▽

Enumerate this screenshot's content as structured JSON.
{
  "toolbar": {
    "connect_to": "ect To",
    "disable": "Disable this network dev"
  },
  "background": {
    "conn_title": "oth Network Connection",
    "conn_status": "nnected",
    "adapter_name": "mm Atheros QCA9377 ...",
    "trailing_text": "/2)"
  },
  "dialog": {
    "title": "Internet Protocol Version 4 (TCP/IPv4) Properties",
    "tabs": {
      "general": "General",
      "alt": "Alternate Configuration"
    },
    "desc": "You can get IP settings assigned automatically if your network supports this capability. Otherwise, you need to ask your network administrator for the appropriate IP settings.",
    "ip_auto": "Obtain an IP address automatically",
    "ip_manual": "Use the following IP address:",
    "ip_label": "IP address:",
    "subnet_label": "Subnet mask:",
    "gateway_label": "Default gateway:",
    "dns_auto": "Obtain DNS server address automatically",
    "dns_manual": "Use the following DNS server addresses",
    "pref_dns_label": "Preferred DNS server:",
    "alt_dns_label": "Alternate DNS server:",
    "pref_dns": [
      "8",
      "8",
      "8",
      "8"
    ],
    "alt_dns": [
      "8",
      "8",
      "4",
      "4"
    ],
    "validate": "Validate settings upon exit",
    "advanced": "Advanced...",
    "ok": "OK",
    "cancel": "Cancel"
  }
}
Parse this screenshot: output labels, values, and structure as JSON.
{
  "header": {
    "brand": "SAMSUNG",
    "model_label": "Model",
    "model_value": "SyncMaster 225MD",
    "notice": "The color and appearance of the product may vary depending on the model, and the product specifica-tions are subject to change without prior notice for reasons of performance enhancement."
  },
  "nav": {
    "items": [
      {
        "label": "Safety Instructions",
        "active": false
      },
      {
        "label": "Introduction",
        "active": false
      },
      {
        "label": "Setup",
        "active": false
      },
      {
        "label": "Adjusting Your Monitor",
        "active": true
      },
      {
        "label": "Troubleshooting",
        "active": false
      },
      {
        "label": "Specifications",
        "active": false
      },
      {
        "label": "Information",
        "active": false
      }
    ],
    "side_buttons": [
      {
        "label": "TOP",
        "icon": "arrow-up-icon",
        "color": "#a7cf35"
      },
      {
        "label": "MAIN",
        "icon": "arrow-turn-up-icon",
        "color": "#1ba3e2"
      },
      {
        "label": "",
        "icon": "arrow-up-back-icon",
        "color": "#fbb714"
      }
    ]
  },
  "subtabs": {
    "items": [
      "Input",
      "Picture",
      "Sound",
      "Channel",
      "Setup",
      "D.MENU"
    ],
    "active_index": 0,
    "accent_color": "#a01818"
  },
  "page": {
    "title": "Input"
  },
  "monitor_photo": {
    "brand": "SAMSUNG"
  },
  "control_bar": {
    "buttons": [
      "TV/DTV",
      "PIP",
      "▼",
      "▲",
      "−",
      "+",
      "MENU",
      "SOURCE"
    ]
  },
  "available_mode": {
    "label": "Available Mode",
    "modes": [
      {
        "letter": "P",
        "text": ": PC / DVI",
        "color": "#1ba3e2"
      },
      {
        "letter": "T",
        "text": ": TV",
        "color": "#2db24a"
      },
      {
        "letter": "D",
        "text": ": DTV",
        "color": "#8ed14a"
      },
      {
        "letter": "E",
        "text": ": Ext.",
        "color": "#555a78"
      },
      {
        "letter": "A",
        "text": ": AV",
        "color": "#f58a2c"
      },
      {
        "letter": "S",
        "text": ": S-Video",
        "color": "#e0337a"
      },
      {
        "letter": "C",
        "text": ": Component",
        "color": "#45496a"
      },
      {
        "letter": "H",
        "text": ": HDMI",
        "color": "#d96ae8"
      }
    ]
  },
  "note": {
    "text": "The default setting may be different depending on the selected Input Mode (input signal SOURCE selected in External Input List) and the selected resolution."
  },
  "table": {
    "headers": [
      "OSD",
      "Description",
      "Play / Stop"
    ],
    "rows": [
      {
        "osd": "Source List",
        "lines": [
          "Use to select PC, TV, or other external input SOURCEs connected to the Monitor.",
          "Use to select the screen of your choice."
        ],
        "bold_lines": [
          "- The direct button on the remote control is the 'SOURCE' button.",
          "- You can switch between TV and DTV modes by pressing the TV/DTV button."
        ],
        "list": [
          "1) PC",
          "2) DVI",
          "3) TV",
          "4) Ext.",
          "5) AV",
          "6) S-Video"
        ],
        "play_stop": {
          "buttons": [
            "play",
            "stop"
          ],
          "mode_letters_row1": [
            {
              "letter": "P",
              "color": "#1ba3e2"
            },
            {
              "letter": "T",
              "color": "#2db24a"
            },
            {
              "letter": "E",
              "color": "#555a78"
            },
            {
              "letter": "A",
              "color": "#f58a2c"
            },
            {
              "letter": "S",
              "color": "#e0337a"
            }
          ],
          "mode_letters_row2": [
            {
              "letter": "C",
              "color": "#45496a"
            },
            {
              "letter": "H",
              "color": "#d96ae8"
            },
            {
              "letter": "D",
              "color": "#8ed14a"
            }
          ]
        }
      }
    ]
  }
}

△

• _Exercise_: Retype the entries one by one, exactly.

• _Solved exercise_:
Enumerate this screenshot's content as structured JSON.
{
  "toolbar": {
    "connect_to": "ect To",
    "disable": "Disable this network dev"
  },
  "background": {
    "conn_title": "oth Network Connection",
    "conn_status": "nnected",
    "adapter_name": "mm Atheros QCA9377 ...",
    "trailing_text": "/2)"
  },
  "dialog": {
    "title": "Internet Protocol Version 4 (TCP/IPv4) Properties",
    "tabs": {
      "general": "General",
      "alt": "Alternate Configuration"
    },
    "desc": "You can get IP settings assigned automatically if your network supports this capability. Otherwise, you need to ask your network administrator for the appropriate IP settings.",
    "ip_auto": "Obtain an IP address automatically",
    "ip_manual": "Use the following IP address:",
    "ip_label": "IP address:",
    "subnet_label": "Subnet mask:",
    "gateway_label": "Default gateway:",
    "dns_auto": "Obtain DNS server address automatically",
    "dns_manual": "Use the following DNS server addresses",
    "pref_dns_label": "Preferred DNS server:",
    "alt_dns_label": "Alternate DNS server:",
    "pref_dns": [
      "8",
      "8",
      "8",
      "8"
    ],
    "alt_dns": [
      "8",
      "8",
      "4",
      "4"
    ],
    "validate": "Validate settings upon exit",
    "advanced": "Advanced...",
    "ok": "OK",
    "cancel": "Cancel"
  }
}
Parse this screenshot: output labels, values, and structure as JSON.
{
  "header": {
    "brand": "SAMSUNG",
    "model_label": "Model",
    "model_value": "SyncMaster 225MD",
    "notice": "The color and appearance of the product may vary depending on the model, and the product specifica-tions are subject to change without prior notice for reasons of performance enhancement."
  },
  "nav": {
    "items": [
      {
        "label": "Safety Instructions",
        "active": false
      },
      {
        "label": "Introduction",
        "active": false
      },
      {
        "label": "Setup",
        "active": false
      },
      {
        "label": "Adjusting Your Monitor",
        "active": true
      },
      {
        "label": "Troubleshooting",
        "active": false
      },
      {
        "label": "Specifications",
        "active": false
      },
      {
        "label": "Information",
        "active": false
      }
    ],
    "side_buttons": [
      {
        "label": "TOP",
        "icon": "arrow-up-icon",
        "color": "#a7cf35"
      },
      {
        "label": "MAIN",
        "icon": "arrow-turn-up-icon",
        "color": "#1ba3e2"
      },
      {
        "label": "",
        "icon": "arrow-up-back-icon",
        "color": "#fbb714"
      }
    ]
  },
  "subtabs": {
    "items": [
      "Input",
      "Picture",
      "Sound",
      "Channel",
      "Setup",
      "D.MENU"
    ],
    "active_index": 0,
    "accent_color": "#a01818"
  },
  "page": {
    "title": "Input"
  },
  "monitor_photo": {
    "brand": "SAMSUNG"
  },
  "control_bar": {
    "buttons": [
      "TV/DTV",
      "PIP",
      "▼",
      "▲",
      "−",
      "+",
      "MENU",
      "SOURCE"
    ]
  },
  "available_mode": {
    "label": "Available Mode",
    "modes": [
      {
        "letter": "P",
        "text": ": PC / DVI",
        "color": "#1ba3e2"
      },
      {
        "letter": "T",
        "text": ": TV",
        "color": "#2db24a"
      },
      {
        "letter": "D",
        "text": ": DTV",
        "color": "#8ed14a"
      },
      {
        "letter": "E",
        "text": ": Ext.",
        "color": "#555a78"
      },
      {
        "letter": "A",
        "text": ": AV",
        "color": "#f58a2c"
      },
      {
        "letter": "S",
        "text": ": S-Video",
        "color": "#e0337a"
      },
      {
        "letter": "C",
        "text": ": Component",
        "color": "#45496a"
      },
      {
        "letter": "H",
        "text": ": HDMI",
        "color": "#d96ae8"
      }
    ]
  },
  "note": {
    "text": "The default setting may be different depending on the selected Input Mode (input signal SOURCE selected in External Input List) and the selected resolution."
  },
  "table": {
    "headers": [
      "OSD",
      "Description",
      "Play / Stop"
    ],
    "rows": [
      {
        "osd": "Source List",
        "lines": [
          "Use to select PC, TV, or other external input SOURCEs connected to the Monitor.",
          "Use to select the screen of your choice."
        ],
        "bold_lines": [
          "- The direct button on the remote control is the 'SOURCE' button.",
          "- You can switch between TV and DTV modes by pressing the TV/DTV button."
        ],
        "list": [
          "1) PC",
          "2) DVI",
          "3) TV",
          "4) Ext.",
          "5) AV",
          "6) S-Video"
        ],
        "play_stop": {
          "buttons": [
            "play",
            "stop"
          ],
          "mode_letters_row1": [
            {
              "letter": "P",
              "color": "#1ba3e2"
            },
            {
              "letter": "T",
              "color": "#2db24a"
            },
            {
              "letter": "E",
              "color": "#555a78"
            },
            {
              "letter": "A",
              "color": "#f58a2c"
            },
            {
              "letter": "S",
              "color": "#e0337a"
            }
          ],
          "mode_letters_row2": [
            {
              "letter": "C",
              "color": "#45496a"
            },
            {
              "letter": "H",
              "color": "#d96ae8"
            },
            {
              "letter": "D",
              "color": "#8ed14a"
            }
          ]
        }
      }
    ]
  }
}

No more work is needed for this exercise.